▸ Activity:
Retype the listing below, keeping every line the same.

▸ Records for the exercise:

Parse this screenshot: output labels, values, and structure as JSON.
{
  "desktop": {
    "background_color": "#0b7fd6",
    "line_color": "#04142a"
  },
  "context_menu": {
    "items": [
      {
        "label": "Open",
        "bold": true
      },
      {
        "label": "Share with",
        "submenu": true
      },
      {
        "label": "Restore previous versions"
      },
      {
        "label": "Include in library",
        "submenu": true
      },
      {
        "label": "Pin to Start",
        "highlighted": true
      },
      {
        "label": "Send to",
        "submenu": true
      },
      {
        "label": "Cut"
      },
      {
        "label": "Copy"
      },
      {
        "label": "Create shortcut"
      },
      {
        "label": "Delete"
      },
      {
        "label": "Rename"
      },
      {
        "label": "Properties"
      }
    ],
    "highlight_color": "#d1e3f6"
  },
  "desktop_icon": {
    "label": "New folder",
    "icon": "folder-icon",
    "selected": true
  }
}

▸ Solution below:
Parse this screenshot: output labels, values, and structure as JSON.
{
  "desktop": {
    "background_color": "#0b7fd6",
    "line_color": "#04142a"
  },
  "context_menu": {
    "items": [
      {
        "label": "Open",
        "bold": true
      },
      {
        "label": "Share with",
        "submenu": true
      },
      {
        "label": "Restore previous versions"
      },
      {
        "label": "Include in library",
        "submenu": true
      },
      {
        "label": "Pin to Start",
        "highlighted": true
      },
      {
        "label": "Send to",
        "submenu": true
      },
      {
        "label": "Cut"
      },
      {
        "label": "Copy"
      },
      {
        "label": "Create shortcut"
      },
      {
        "label": "Delete"
      },
      {
        "label": "Rename"
      },
      {
        "label": "Properties"
      }
    ],
    "highlight_color": "#d1e3f6"
  },
  "desktop_icon": {
    "label": "New folder",
    "icon": "folder-icon",
    "selected": true
  }
}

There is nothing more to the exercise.